On Thursday 3rd October, New York’s appellate court put a hold on the ban on the sale of flavoured e-cigarettes that was announced by New York state’s Democratic Governor Andrew Cuomo last month. The ban was a response to widespread growing concern about the rising use of e-cigarettes among teens and a nationwide spate of lung illnesses.
The ban, which was due to start on Friday 4th October, will be paused until at least 18th October when the Supreme Court in Albany is scheduled to hear the case brought by industry trade group Vapor Technology Association arguing for a preliminary injunction on the ban. New York Health Commissioner Howard Zucker said he remained confident that the ban would eventually be enforced.
Source: Reuters, 4 October 2019
USA: Vaping-related deaths rise to 18
The Centers for Disease Control and Prevention (CDC) announced on Thursday that the number of people who have died from a vaping-related illness has increased to 18. The CDC and Food and Drug Administration (FDA) have not yet announced a link to one particular product, but said they have information on products used by 578 patients so far. Of them, about 78% used products that contained THC. As the investigation continues, they said those percentages might change.
Source: Evening Standard, 4 October 2019
USA: Altria launches IQOS tobacco device
Marlboro maker Altria will be formally launching IQOS, a ‘heat-not-burn’ tobacco device, for the first time in the US in Atlanta today (Friday 4th October). Altria started developing its new tobacco device more than a decade ago — as smoking rates declined but long before vaping became popular in the US. The Food and Drug Administration (FDA) authorised its sale in the US in April.
In Japan and Russia, IQOS has proven popular, while adoption has been slower in Canada and the United Kingdom. It is unknown how US consumers will respond to IQOS.

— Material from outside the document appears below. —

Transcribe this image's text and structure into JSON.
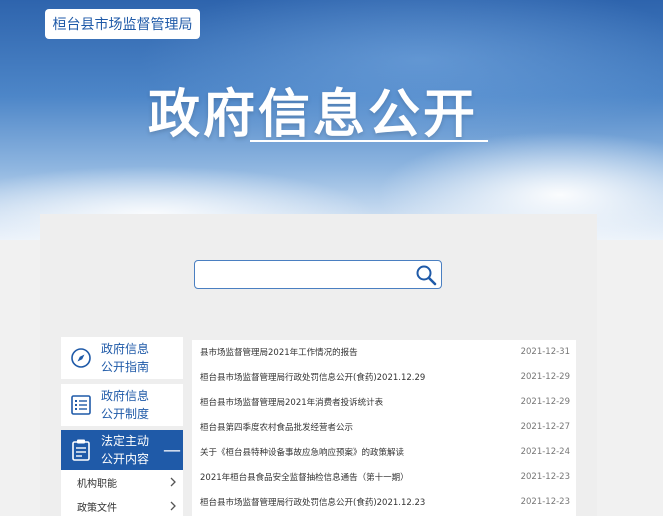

Source: CNBC, 4 October 2019
USA: Report says that flavoured e-cigarette use among young people has increased, while use of flavoured hookah and smokeless tobacco has decreased
Flavoured e-cigarette use among young people in the United States increased from 2014 to 2018, according to a new report from the US Centers for Disease Control and Prevention (CDC) and the US Food and Drug Administration (FDA). The report, released on Thursday 4th October, said current use of flavoured e-cigarettes — defined as use in the past 30 days — had increased among high school students since 2014 and among middle school students since 2015.
The analysis, based on data from the National Youth Tobacco Survey, found that use of flavoured hookah pipe tobacco among middle and high school students declined from 2014 to 2018. The use of flavoured smokeless tobacco, cigars, pipe tobacco and menthol cigarettes decreased among high school students during that time, the report said.
Source: CNN, 3 October 2019
Links of the week
ASH Health Inequalities Toolkit
ASH has produced a set of materials to help reduce smoking-related health inequalities. The pack is designed as a set of pragmatic tools, setting out the problems and solutions, to support the case for targeted tobacco control work with groups with high smoking prevalence.
This includes the Ready Reckoner, an easy-to-use cost calculator, which allows you to see the costs of smoking to society at national, regional, local authority and ward levels.
Study: Smoking reduction interventions for smoking cessation
A new Cochrane review looks at whether cutting down smoking before quitting helps people to stop smoking, and the best ways that people can cut down to help them stop completely. The review found moderate-certainty evidence that cutting down before quitting may result in similar quit rates to quitting all at once, which suggests that cutting down to quit may be a helpful approach. There is also moderate-certainty evidence that using varenicline or fast-acting NRT (e.g. gum) helps people cut down to quit.